Issue

Environment and Climate Change

Earth's average temperature has risen approximately one degree Fahrenheit in the last 50 years. By the end of this century, it will be several degrees higher, according to the latest climate research.

But global warming is doing more than simply making things a little warmer. It's changing rainfall, causing heat waves, and making sea level rise, all of which create human suffering.

Environment and Climate Change brings together reporting from Pulitzer Center grantees on the abilities of communities in diverse regions to bounce back and adapt to the impacts of climate change: One highlight includes in-depth reporting by Nathaniel Rich on the response to global warming during the 1979-1989 decade—an article that takes up the entire issue of The New York Times Magazine. Our journalists investigate climate change in the Arctic—the effects on indigenous communities, the destruction of the fragile natural environment, and the conflict between humans and polar bears. One interactive, award-winning multimedia project, "Sea Change," looks at ocean acidification, its impact on fishing, people's livelihoods, and food security. The documentary "Easy Like Water" features a solar-powered school boat in Bangladesh, where flooding may create 20 million "climate refugees" by mid-century.

Other stories covered here range from the future of the residents of Kiribati, a low-lying island nation in the Pacific, to the biological diversity of the rainforest in Peru, and the psychological effects of climate change on the inhabitants of Australia and Fiji. How does the melting Arctic ice cap affect our lives? How do overfishing and exploitation of mineral resources beneath the ocean’s surface jeopardize food sources need to sustain the planet’s ever-expanding population?

As part of the Pulitzer Center's long-term support for climate change reporting, the Rainforest Journalism Fund was established to provide capacity for local journalists operating in the rainforest regions of Latin America, Africa, and Asia, as well as international journalists reporting from those regions. The Fund represents a major investment in global environmental and climate reporting, with plans to support nearly 200 original reporting projects along with annual regional conferences designed to raise the level of reporting on global rainforest issues such as deforestation and climate change.

 

Environment and Climate Change

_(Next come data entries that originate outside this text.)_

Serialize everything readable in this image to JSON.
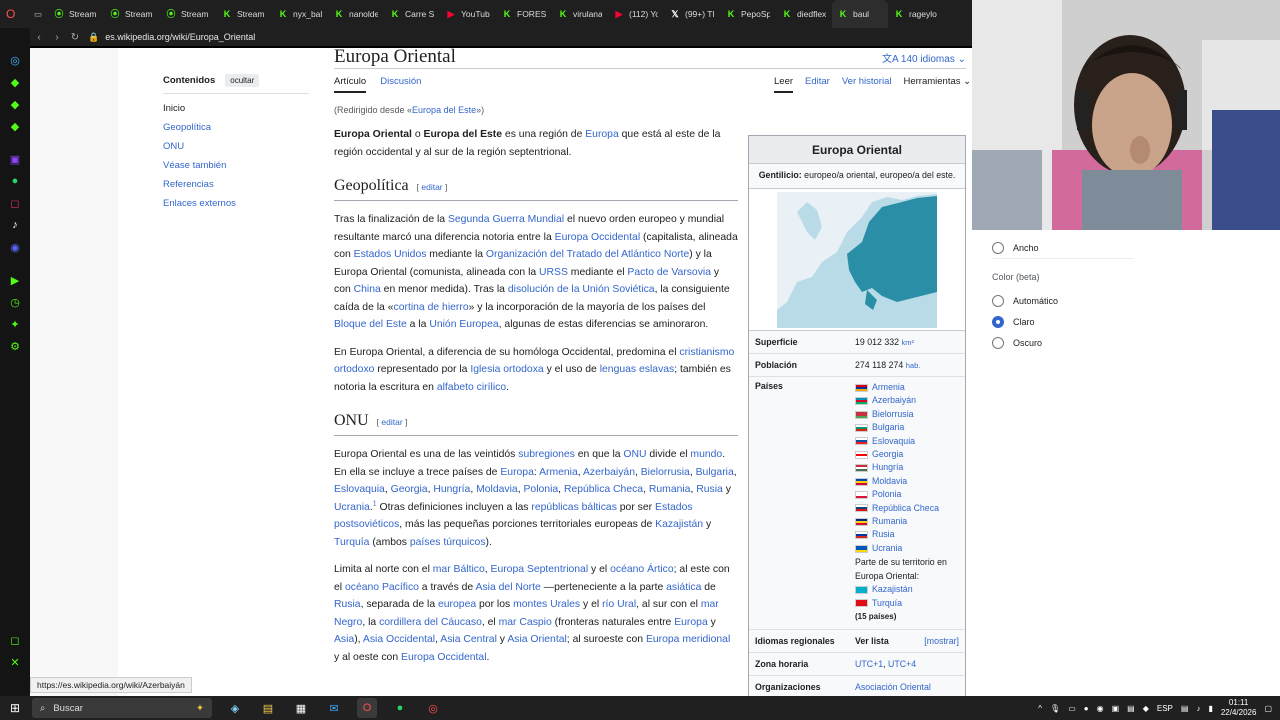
{
  "browser": {
    "tabs": [
      {
        "label": "Stream",
        "icon": "stream-icon",
        "color": "#53fc18"
      },
      {
        "label": "Stream",
        "icon": "stream-icon",
        "color": "#53fc18"
      },
      {
        "label": "Stream",
        "icon": "stream-icon",
        "color": "#53fc18"
      },
      {
        "label": "Stream",
        "icon": "kick-icon",
        "color": "#53fc18"
      },
      {
        "label": "nyx_bal",
        "icon": "kick-icon",
        "color": "#53fc18"
      },
      {
        "label": "nanolde",
        "icon": "kick-icon",
        "color": "#53fc18"
      },
      {
        "label": "Carre S",
        "icon": "kick-icon",
        "color": "#53fc18"
      },
      {
        "label": "YouTub",
        "icon": "youtube-icon",
        "color": "#ff0033"
      },
      {
        "label": "FOREST",
        "icon": "kick-icon",
        "color": "#53fc18"
      },
      {
        "label": "virulana",
        "icon": "kick-icon",
        "color": "#53fc18"
      },
      {
        "label": "(112) Yo",
        "icon": "youtube-icon",
        "color": "#ff0033"
      },
      {
        "label": "(99+) Tl",
        "icon": "twitter-icon",
        "color": "#ffffff"
      },
      {
        "label": "PepoSp",
        "icon": "kick-icon",
        "color": "#53fc18"
      },
      {
        "label": "diedflex",
        "icon": "kick-icon",
        "color": "#53fc18"
      },
      {
        "label": "baul",
        "icon": "kick-icon",
        "color": "#53fc18"
      },
      {
        "label": "rageylo",
        "icon": "kick-icon",
        "color": "#53fc18"
      }
    ],
    "url": "es.wikipedia.org/wiki/Europa_Oriental",
    "status_url": "https://es.wikipedia.org/wiki/Azerbaiyán"
  },
  "page": {
    "title": "Europa Oriental",
    "languages": "140 idiomas",
    "tab_article": "Artículo",
    "tab_discussion": "Discusión",
    "tab_read": "Leer",
    "tab_edit": "Editar",
    "tab_history": "Ver historial",
    "tab_tools": "Herramientas",
    "redirect_prefix": "(Redirigido desde «",
    "redirect_link": "Europa del Este",
    "redirect_suffix": "»)"
  },
  "toc": {
    "heading": "Contenidos",
    "hide_label": "ocultar",
    "items": [
      "Inicio",
      "Geopolítica",
      "ONU",
      "Véase también",
      "Referencias",
      "Enlaces externos"
    ]
  },
  "sections": {
    "edit_label": "editar",
    "geopolitica": "Geopolítica",
    "onu": "ONU"
  },
  "infobox": {
    "title": "Europa Oriental",
    "gentilicio_label": "Gentilicio:",
    "gentilicio_value": "europeo/a oriental, europeo/a del este.",
    "superficie_label": "Superficie",
    "superficie_value": "19 012 332",
    "superficie_unit": "km²",
    "poblacion_label": "Población",
    "poblacion_value": "274 118 274",
    "poblacion_unit": "hab.",
    "paises_label": "Países",
    "countries": [
      {
        "name": "Armenia",
        "flag": [
          "#d90012",
          "#0033a0",
          "#f2a800"
        ]
      },
      {
        "name": "Azerbaiyán",
        "flag": [
          "#0092bc",
          "#e4002b",
          "#00af66"
        ]
      },
      {
        "name": "Bielorrusia",
        "flag": [
          "#c8313e",
          "#c8313e",
          "#4aa657"
        ]
      },
      {
        "name": "Bulgaria",
        "flag": [
          "#ffffff",
          "#00966e",
          "#d62612"
        ]
      },
      {
        "name": "Eslovaquia",
        "flag": [
          "#ffffff",
          "#0b4ea2",
          "#ee1c25"
        ]
      },
      {
        "name": "Georgia",
        "flag": [
          "#ffffff",
          "#ff0000",
          "#ffffff"
        ]
      },
      {
        "name": "Hungría",
        "flag": [
          "#ce2939",
          "#ffffff",
          "#477050"
        ]
      },
      {
        "name": "Moldavia",
        "flag": [
          "#0046ae",
          "#ffd200",
          "#cc092f"
        ]
      },
      {
        "name": "Polonia",
        "flag": [
          "#ffffff",
          "#ffffff",
          "#dc143c"
        ]
      },
      {
        "name": "República Checa",
        "flag": [
          "#ffffff",
          "#11457e",
          "#d7141a"
        ]
      },
      {
        "name": "Rumania",
        "flag": [
          "#002b7f",
          "#fcd116",
          "#ce1126"
        ]
      },
      {
        "name": "Rusia",
        "flag": [
          "#ffffff",
          "#0039a6",
          "#d52b1e"
        ]
      },
      {
        "name": "Ucrania",
        "flag": [
          "#0057b7",
          "#0057b7",
          "#ffd700"
        ]
      }
    ],
    "partial_note": "Parte de su territorio en Europa Oriental:",
    "partial_countries": [
      {
        "name": "Kazajistán",
        "flag": [
          "#00afca",
          "#00afca",
          "#00afca"
        ]
      },
      {
        "name": "Turquía",
        "flag": [
          "#e30a17",
          "#e30a17",
          "#e30a17"
        ]
      }
    ],
    "count_label": "(15 países)",
    "idiomas_label": "Idiomas regionales",
    "idiomas_value": "Ver lista",
    "idiomas_show": "[mostrar]",
    "zona_label": "Zona horaria",
    "zona_value_1": "UTC+1",
    "zona_value_2": "UTC+4",
    "org_label": "Organizaciones",
    "org_value": "Asociación Oriental"
  },
  "settings_panel": {
    "width_option": "Ancho",
    "color_label": "Color (beta)",
    "color_options": [
      "Automático",
      "Claro",
      "Oscuro"
    ],
    "color_selected": "Claro"
  },
  "taskbar": {
    "search_placeholder": "Buscar",
    "language": "ESP",
    "time": "01:11",
    "date": "22/4/2026"
  },
  "colors": {
    "link": "#3366cc",
    "text": "#202122",
    "kick_green": "#53fc18",
    "map_highlight": "#2a8fa6"
  }
}
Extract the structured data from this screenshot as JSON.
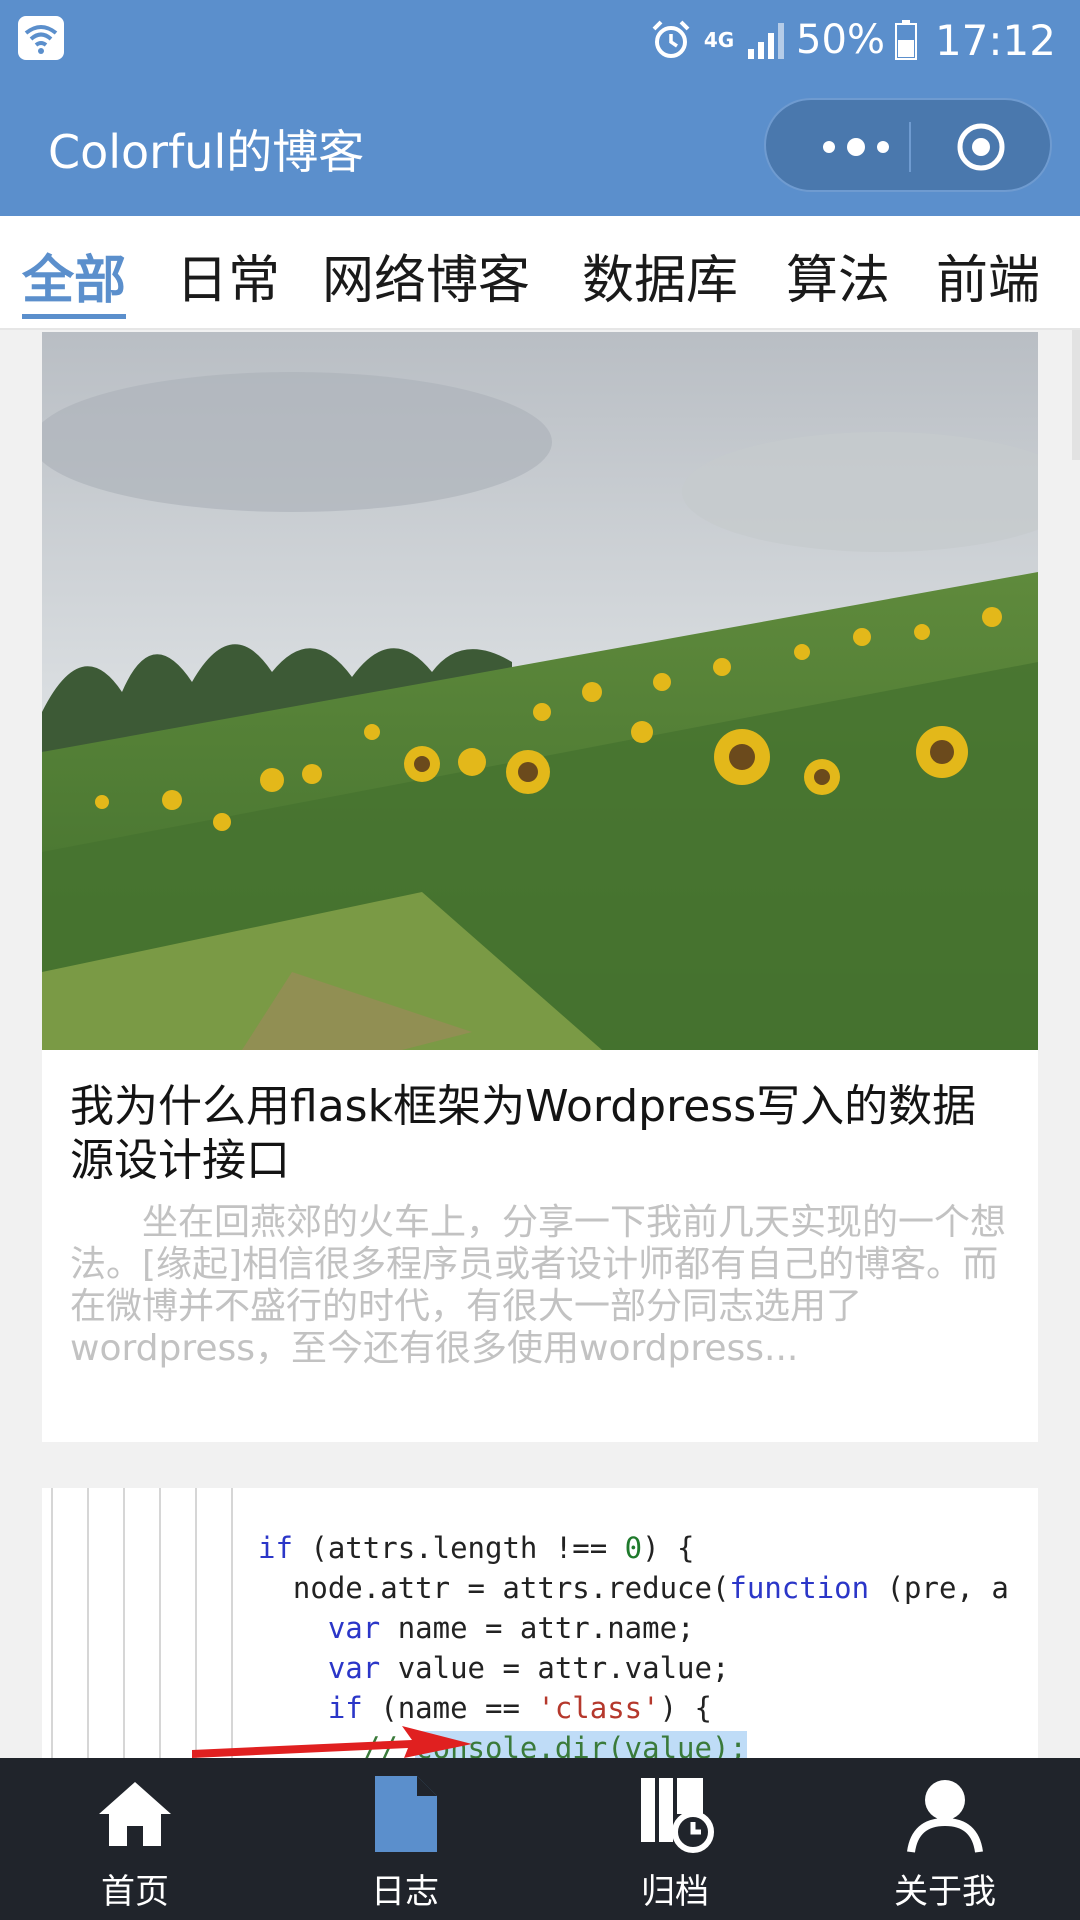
{
  "status_bar": {
    "network": "4G",
    "battery": "50%",
    "time": "17:12",
    "icons": [
      "wifi-icon",
      "alarm-icon",
      "signal-icon",
      "battery-icon"
    ]
  },
  "header": {
    "title": "Colorful的博客",
    "menu_icon": "more-dots-icon",
    "close_icon": "close-circle-icon"
  },
  "categories": {
    "items": [
      "全部",
      "日常",
      "网络博客",
      "数据库",
      "算法",
      "前端"
    ],
    "active": "全部"
  },
  "posts": [
    {
      "image": "sunflower-field-photo",
      "title": "我为什么用flask框架为Wordpress写入的数据源设计接口",
      "excerpt": "坐在回燕郊的火车上，分享一下我前几天实现的一个想法。[缘起]相信很多程序员或者设计师都有自己的博客。而在微博并不盛行的时代，有很大一部分同志选用了wordpress，至今还有很多使用wordpress..."
    },
    {
      "image": "code-screenshot",
      "code_lines": [
        "if (attrs.length !== 0) {",
        "  node.attr = attrs.reduce(function (pre, a",
        "    var name = attr.name;",
        "    var value = attr.value;",
        "    if (name == 'class') {",
        "      // console.dir(value);"
      ]
    }
  ],
  "tab_bar": {
    "items": [
      {
        "label": "首页",
        "icon": "home-icon"
      },
      {
        "label": "日志",
        "icon": "document-icon"
      },
      {
        "label": "归档",
        "icon": "archive-icon"
      },
      {
        "label": "关于我",
        "icon": "user-icon"
      }
    ],
    "active": "日志"
  },
  "colors": {
    "primary": "#5b8fcc",
    "tabbar_bg": "#20242b",
    "excerpt": "#c2c2c2"
  }
}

When Cooking Kills

In Guatemala, locally made cookstoves are helping combat toxic smoke—but economics and tradition keep many people from using them.

What's a Cloud Forest Without Clouds?

On mountainsides in Central and South America, expanses of plants are perpetually bathed in fog. A scientist is testing what will happen as climate change dries out the forests.

Buy a Photo, Plant a Poplar

Award-winning, Beijing-based photojournalist Sean Gallagher has announced his effort to support the Million Tree Project through sales of his desertification photographs.Thanks to a grant from the Pulitzer Center for Crisis Reporting, Sean recently traveled to several of China's desertified areas to understand the problems and implications of desertification through photographs and interviews.

Ten percent of all proceeds will help Shanghai Roots & Shoots slow desertification and revitalize the lost land of Kulun Qi, Inner Mongolia through its Million Tree Project.

Sean Gallagher at British Chamber of Commerce in China

Sean Gallagher has been invited to share his project on desertification with the British Chamber of Commerce in China this September.

Their event announcement:

Join us at this month's Speakers' Corner where award winning photographer Sean Gallagher will be showcasing his latest work "China's Growing Sands", a project highlighting desertification in China sponsored by The Pulitzer Center on Crisis Reporting.

Fasting for climate change

Pulitzer Center Staff

Pulitzer Center reporters William Wheeler and Anna Katarina-Gravgaard report to Time in "Fasting for Climate Change."